* _WORK ORDER_
Pictures stay out of the copy; set down each line of the listing below exactly.
━━━━━━━━━━━━━━━━━━━━
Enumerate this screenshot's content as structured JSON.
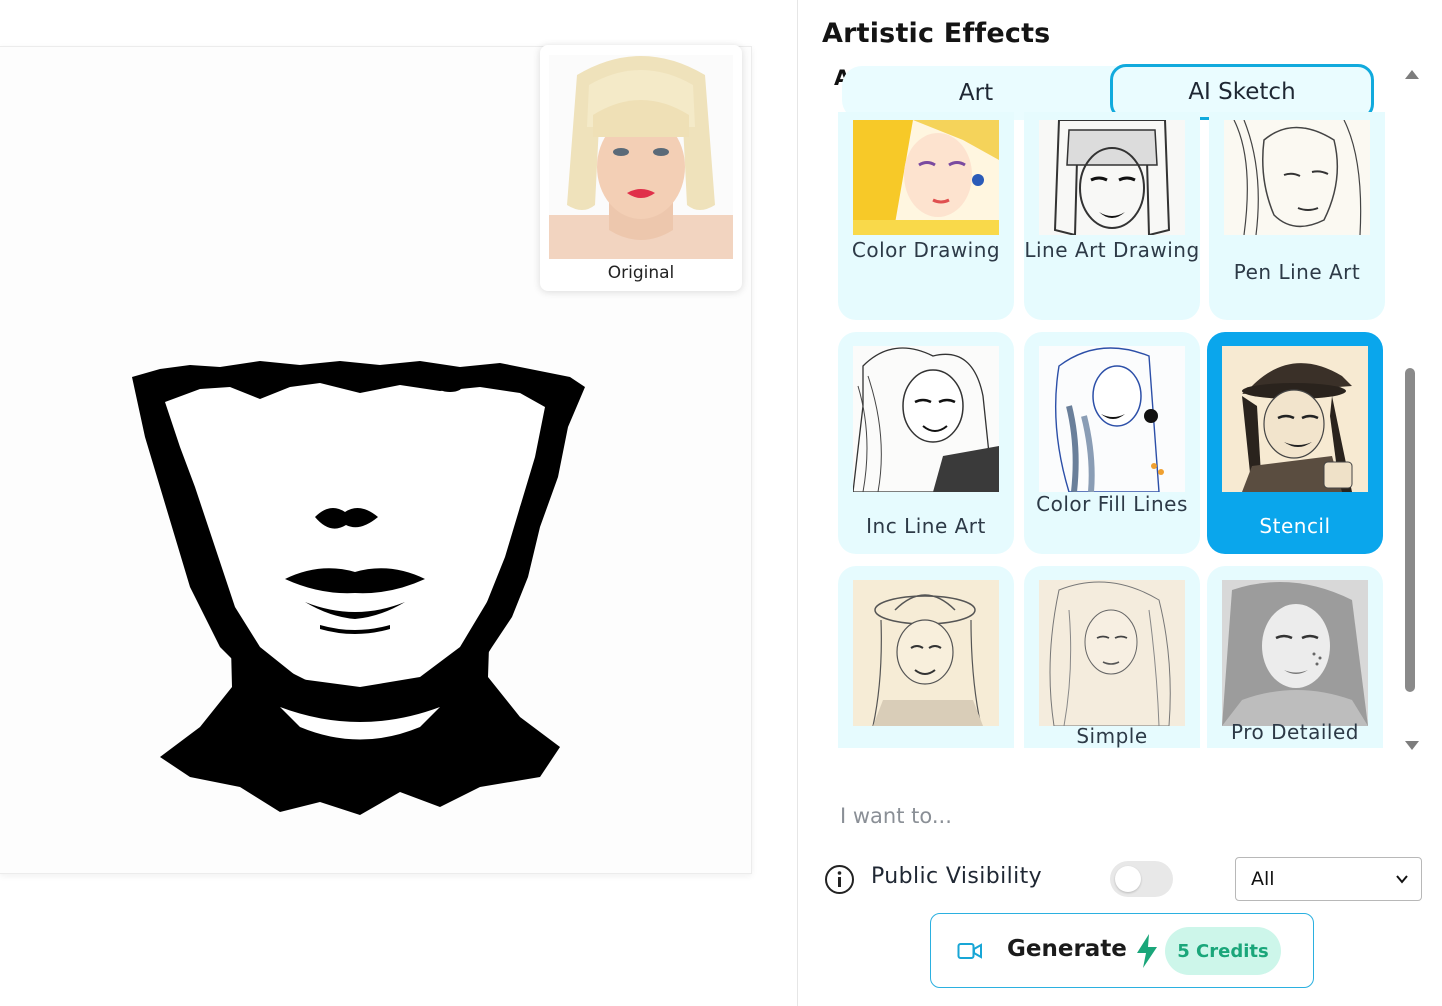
{
  "canvas": {
    "original_label": "Original"
  },
  "panel": {
    "title": "Artistic Effects",
    "hidden_subtitle": "A"
  },
  "tabs": [
    {
      "label": "Art",
      "active": false
    },
    {
      "label": "AI Sketch",
      "active": true
    }
  ],
  "effects": [
    {
      "label": "Color Drawing",
      "selected": false,
      "icon": "color-drawing-thumb"
    },
    {
      "label": "Line Art Drawing",
      "selected": false,
      "icon": "line-art-drawing-thumb"
    },
    {
      "label": "Pen Line Art",
      "selected": false,
      "icon": "pen-line-art-thumb"
    },
    {
      "label": "Inc Line Art",
      "selected": false,
      "icon": "inc-line-art-thumb"
    },
    {
      "label": "Color Fill Lines",
      "selected": false,
      "icon": "color-fill-lines-thumb"
    },
    {
      "label": "Stencil",
      "selected": true,
      "icon": "stencil-thumb"
    },
    {
      "label": "",
      "selected": false,
      "icon": "sketch-hat-thumb"
    },
    {
      "label": "Simple",
      "selected": false,
      "icon": "simple-thumb"
    },
    {
      "label": "Pro Detailed",
      "selected": false,
      "icon": "pro-detailed-thumb"
    }
  ],
  "prompt": {
    "placeholder": "I want to..."
  },
  "visibility": {
    "label": "Public Visibility",
    "enabled": false,
    "select_value": "All"
  },
  "generate": {
    "label": "Generate",
    "credits": "5 Credits"
  },
  "colors": {
    "accent": "#0aa6ec",
    "card_bg": "#e6fbfe",
    "credits_text": "#1aa67a",
    "credits_bg": "#cdf6ea"
  }
}
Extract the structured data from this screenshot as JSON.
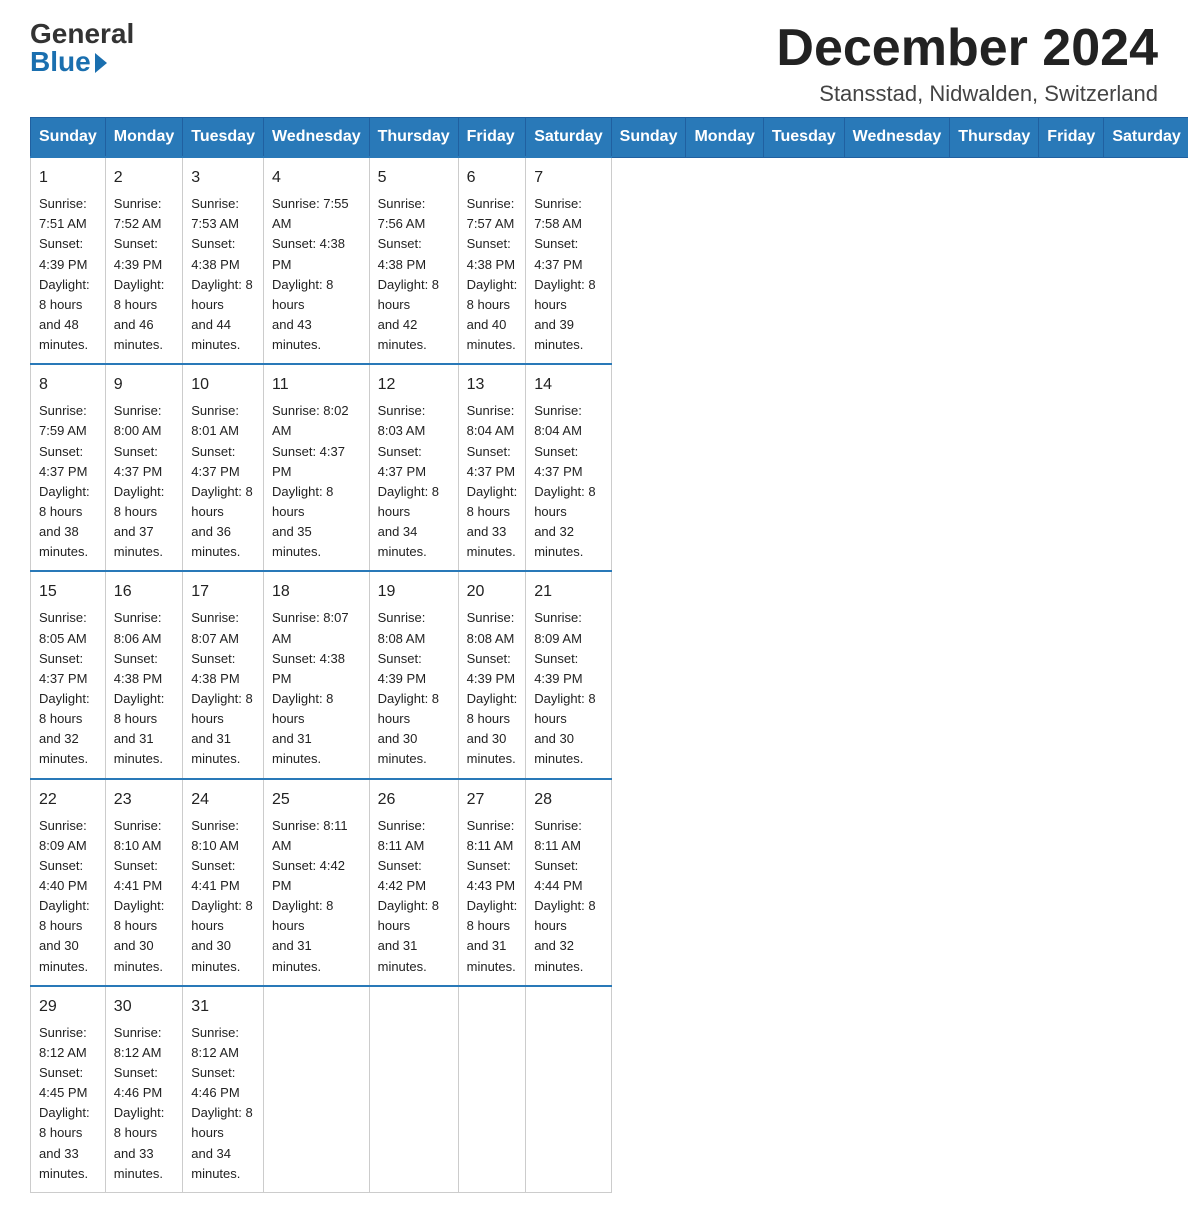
{
  "header": {
    "logo_general": "General",
    "logo_blue": "Blue",
    "month_year": "December 2024",
    "location": "Stansstad, Nidwalden, Switzerland"
  },
  "days_of_week": [
    "Sunday",
    "Monday",
    "Tuesday",
    "Wednesday",
    "Thursday",
    "Friday",
    "Saturday"
  ],
  "weeks": [
    [
      {
        "day": "1",
        "info": "Sunrise: 7:51 AM\nSunset: 4:39 PM\nDaylight: 8 hours\nand 48 minutes."
      },
      {
        "day": "2",
        "info": "Sunrise: 7:52 AM\nSunset: 4:39 PM\nDaylight: 8 hours\nand 46 minutes."
      },
      {
        "day": "3",
        "info": "Sunrise: 7:53 AM\nSunset: 4:38 PM\nDaylight: 8 hours\nand 44 minutes."
      },
      {
        "day": "4",
        "info": "Sunrise: 7:55 AM\nSunset: 4:38 PM\nDaylight: 8 hours\nand 43 minutes."
      },
      {
        "day": "5",
        "info": "Sunrise: 7:56 AM\nSunset: 4:38 PM\nDaylight: 8 hours\nand 42 minutes."
      },
      {
        "day": "6",
        "info": "Sunrise: 7:57 AM\nSunset: 4:38 PM\nDaylight: 8 hours\nand 40 minutes."
      },
      {
        "day": "7",
        "info": "Sunrise: 7:58 AM\nSunset: 4:37 PM\nDaylight: 8 hours\nand 39 minutes."
      }
    ],
    [
      {
        "day": "8",
        "info": "Sunrise: 7:59 AM\nSunset: 4:37 PM\nDaylight: 8 hours\nand 38 minutes."
      },
      {
        "day": "9",
        "info": "Sunrise: 8:00 AM\nSunset: 4:37 PM\nDaylight: 8 hours\nand 37 minutes."
      },
      {
        "day": "10",
        "info": "Sunrise: 8:01 AM\nSunset: 4:37 PM\nDaylight: 8 hours\nand 36 minutes."
      },
      {
        "day": "11",
        "info": "Sunrise: 8:02 AM\nSunset: 4:37 PM\nDaylight: 8 hours\nand 35 minutes."
      },
      {
        "day": "12",
        "info": "Sunrise: 8:03 AM\nSunset: 4:37 PM\nDaylight: 8 hours\nand 34 minutes."
      },
      {
        "day": "13",
        "info": "Sunrise: 8:04 AM\nSunset: 4:37 PM\nDaylight: 8 hours\nand 33 minutes."
      },
      {
        "day": "14",
        "info": "Sunrise: 8:04 AM\nSunset: 4:37 PM\nDaylight: 8 hours\nand 32 minutes."
      }
    ],
    [
      {
        "day": "15",
        "info": "Sunrise: 8:05 AM\nSunset: 4:37 PM\nDaylight: 8 hours\nand 32 minutes."
      },
      {
        "day": "16",
        "info": "Sunrise: 8:06 AM\nSunset: 4:38 PM\nDaylight: 8 hours\nand 31 minutes."
      },
      {
        "day": "17",
        "info": "Sunrise: 8:07 AM\nSunset: 4:38 PM\nDaylight: 8 hours\nand 31 minutes."
      },
      {
        "day": "18",
        "info": "Sunrise: 8:07 AM\nSunset: 4:38 PM\nDaylight: 8 hours\nand 31 minutes."
      },
      {
        "day": "19",
        "info": "Sunrise: 8:08 AM\nSunset: 4:39 PM\nDaylight: 8 hours\nand 30 minutes."
      },
      {
        "day": "20",
        "info": "Sunrise: 8:08 AM\nSunset: 4:39 PM\nDaylight: 8 hours\nand 30 minutes."
      },
      {
        "day": "21",
        "info": "Sunrise: 8:09 AM\nSunset: 4:39 PM\nDaylight: 8 hours\nand 30 minutes."
      }
    ],
    [
      {
        "day": "22",
        "info": "Sunrise: 8:09 AM\nSunset: 4:40 PM\nDaylight: 8 hours\nand 30 minutes."
      },
      {
        "day": "23",
        "info": "Sunrise: 8:10 AM\nSunset: 4:41 PM\nDaylight: 8 hours\nand 30 minutes."
      },
      {
        "day": "24",
        "info": "Sunrise: 8:10 AM\nSunset: 4:41 PM\nDaylight: 8 hours\nand 30 minutes."
      },
      {
        "day": "25",
        "info": "Sunrise: 8:11 AM\nSunset: 4:42 PM\nDaylight: 8 hours\nand 31 minutes."
      },
      {
        "day": "26",
        "info": "Sunrise: 8:11 AM\nSunset: 4:42 PM\nDaylight: 8 hours\nand 31 minutes."
      },
      {
        "day": "27",
        "info": "Sunrise: 8:11 AM\nSunset: 4:43 PM\nDaylight: 8 hours\nand 31 minutes."
      },
      {
        "day": "28",
        "info": "Sunrise: 8:11 AM\nSunset: 4:44 PM\nDaylight: 8 hours\nand 32 minutes."
      }
    ],
    [
      {
        "day": "29",
        "info": "Sunrise: 8:12 AM\nSunset: 4:45 PM\nDaylight: 8 hours\nand 33 minutes."
      },
      {
        "day": "30",
        "info": "Sunrise: 8:12 AM\nSunset: 4:46 PM\nDaylight: 8 hours\nand 33 minutes."
      },
      {
        "day": "31",
        "info": "Sunrise: 8:12 AM\nSunset: 4:46 PM\nDaylight: 8 hours\nand 34 minutes."
      },
      {
        "day": "",
        "info": ""
      },
      {
        "day": "",
        "info": ""
      },
      {
        "day": "",
        "info": ""
      },
      {
        "day": "",
        "info": ""
      }
    ]
  ]
}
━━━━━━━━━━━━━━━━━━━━
* _ANSWER SECTION_
Enumerate this screenshot's content as structured JSON.
{
  "canvas": {
    "original_label": "Original"
  },
  "panel": {
    "title": "Artistic Effects",
    "hidden_subtitle": "A"
  },
  "tabs": [
    {
      "label": "Art",
      "active": false
    },
    {
      "label": "AI Sketch",
      "active": true
    }
  ],
  "effects": [
    {
      "label": "Color Drawing",
      "selected": false,
      "icon": "color-drawing-thumb"
    },
    {
      "label": "Line Art Drawing",
      "selected": false,
      "icon": "line-art-drawing-thumb"
    },
    {
      "label": "Pen Line Art",
      "selected": false,
      "icon": "pen-line-art-thumb"
    },
    {
      "label": "Inc Line Art",
      "selected": false,
      "icon": "inc-line-art-thumb"
    },
    {
      "label": "Color Fill Lines",
      "selected": false,
      "icon": "color-fill-lines-thumb"
    },
    {
      "label": "Stencil",
      "selected": true,
      "icon": "stencil-thumb"
    },
    {
      "label": "",
      "selected": false,
      "icon": "sketch-hat-thumb"
    },
    {
      "label": "Simple",
      "selected": false,
      "icon": "simple-thumb"
    },
    {
      "label": "Pro Detailed",
      "selected": false,
      "icon": "pro-detailed-thumb"
    }
  ],
  "prompt": {
    "placeholder": "I want to..."
  },
  "visibility": {
    "label": "Public Visibility",
    "enabled": false,
    "select_value": "All"
  },
  "generate": {
    "label": "Generate",
    "credits": "5 Credits"
  },
  "colors": {
    "accent": "#0aa6ec",
    "card_bg": "#e6fbfe",
    "credits_text": "#1aa67a",
    "credits_bg": "#cdf6ea"
  }
}
Extract the structured data from this screenshot as JSON.
{
  "header": {
    "logo_general": "General",
    "logo_blue": "Blue",
    "month_year": "December 2024",
    "location": "Stansstad, Nidwalden, Switzerland"
  },
  "days_of_week": [
    "Sunday",
    "Monday",
    "Tuesday",
    "Wednesday",
    "Thursday",
    "Friday",
    "Saturday"
  ],
  "weeks": [
    [
      {
        "day": "1",
        "info": "Sunrise: 7:51 AM\nSunset: 4:39 PM\nDaylight: 8 hours\nand 48 minutes."
      },
      {
        "day": "2",
        "info": "Sunrise: 7:52 AM\nSunset: 4:39 PM\nDaylight: 8 hours\nand 46 minutes."
      },
      {
        "day": "3",
        "info": "Sunrise: 7:53 AM\nSunset: 4:38 PM\nDaylight: 8 hours\nand 44 minutes."
      },
      {
        "day": "4",
        "info": "Sunrise: 7:55 AM\nSunset: 4:38 PM\nDaylight: 8 hours\nand 43 minutes."
      },
      {
        "day": "5",
        "info": "Sunrise: 7:56 AM\nSunset: 4:38 PM\nDaylight: 8 hours\nand 42 minutes."
      },
      {
        "day": "6",
        "info": "Sunrise: 7:57 AM\nSunset: 4:38 PM\nDaylight: 8 hours\nand 40 minutes."
      },
      {
        "day": "7",
        "info": "Sunrise: 7:58 AM\nSunset: 4:37 PM\nDaylight: 8 hours\nand 39 minutes."
      }
    ],
    [
      {
        "day": "8",
        "info": "Sunrise: 7:59 AM\nSunset: 4:37 PM\nDaylight: 8 hours\nand 38 minutes."
      },
      {
        "day": "9",
        "info": "Sunrise: 8:00 AM\nSunset: 4:37 PM\nDaylight: 8 hours\nand 37 minutes."
      },
      {
        "day": "10",
        "info": "Sunrise: 8:01 AM\nSunset: 4:37 PM\nDaylight: 8 hours\nand 36 minutes."
      },
      {
        "day": "11",
        "info": "Sunrise: 8:02 AM\nSunset: 4:37 PM\nDaylight: 8 hours\nand 35 minutes."
      },
      {
        "day": "12",
        "info": "Sunrise: 8:03 AM\nSunset: 4:37 PM\nDaylight: 8 hours\nand 34 minutes."
      },
      {
        "day": "13",
        "info": "Sunrise: 8:04 AM\nSunset: 4:37 PM\nDaylight: 8 hours\nand 33 minutes."
      },
      {
        "day": "14",
        "info": "Sunrise: 8:04 AM\nSunset: 4:37 PM\nDaylight: 8 hours\nand 32 minutes."
      }
    ],
    [
      {
        "day": "15",
        "info": "Sunrise: 8:05 AM\nSunset: 4:37 PM\nDaylight: 8 hours\nand 32 minutes."
      },
      {
        "day": "16",
        "info": "Sunrise: 8:06 AM\nSunset: 4:38 PM\nDaylight: 8 hours\nand 31 minutes."
      },
      {
        "day": "17",
        "info": "Sunrise: 8:07 AM\nSunset: 4:38 PM\nDaylight: 8 hours\nand 31 minutes."
      },
      {
        "day": "18",
        "info": "Sunrise: 8:07 AM\nSunset: 4:38 PM\nDaylight: 8 hours\nand 31 minutes."
      },
      {
        "day": "19",
        "info": "Sunrise: 8:08 AM\nSunset: 4:39 PM\nDaylight: 8 hours\nand 30 minutes."
      },
      {
        "day": "20",
        "info": "Sunrise: 8:08 AM\nSunset: 4:39 PM\nDaylight: 8 hours\nand 30 minutes."
      },
      {
        "day": "21",
        "info": "Sunrise: 8:09 AM\nSunset: 4:39 PM\nDaylight: 8 hours\nand 30 minutes."
      }
    ],
    [
      {
        "day": "22",
        "info": "Sunrise: 8:09 AM\nSunset: 4:40 PM\nDaylight: 8 hours\nand 30 minutes."
      },
      {
        "day": "23",
        "info": "Sunrise: 8:10 AM\nSunset: 4:41 PM\nDaylight: 8 hours\nand 30 minutes."
      },
      {
        "day": "24",
        "info": "Sunrise: 8:10 AM\nSunset: 4:41 PM\nDaylight: 8 hours\nand 30 minutes."
      },
      {
        "day": "25",
        "info": "Sunrise: 8:11 AM\nSunset: 4:42 PM\nDaylight: 8 hours\nand 31 minutes."
      },
      {
        "day": "26",
        "info": "Sunrise: 8:11 AM\nSunset: 4:42 PM\nDaylight: 8 hours\nand 31 minutes."
      },
      {
        "day": "27",
        "info": "Sunrise: 8:11 AM\nSunset: 4:43 PM\nDaylight: 8 hours\nand 31 minutes."
      },
      {
        "day": "28",
        "info": "Sunrise: 8:11 AM\nSunset: 4:44 PM\nDaylight: 8 hours\nand 32 minutes."
      }
    ],
    [
      {
        "day": "29",
        "info": "Sunrise: 8:12 AM\nSunset: 4:45 PM\nDaylight: 8 hours\nand 33 minutes."
      },
      {
        "day": "30",
        "info": "Sunrise: 8:12 AM\nSunset: 4:46 PM\nDaylight: 8 hours\nand 33 minutes."
      },
      {
        "day": "31",
        "info": "Sunrise: 8:12 AM\nSunset: 4:46 PM\nDaylight: 8 hours\nand 34 minutes."
      },
      {
        "day": "",
        "info": ""
      },
      {
        "day": "",
        "info": ""
      },
      {
        "day": "",
        "info": ""
      },
      {
        "day": "",
        "info": ""
      }
    ]
  ]
}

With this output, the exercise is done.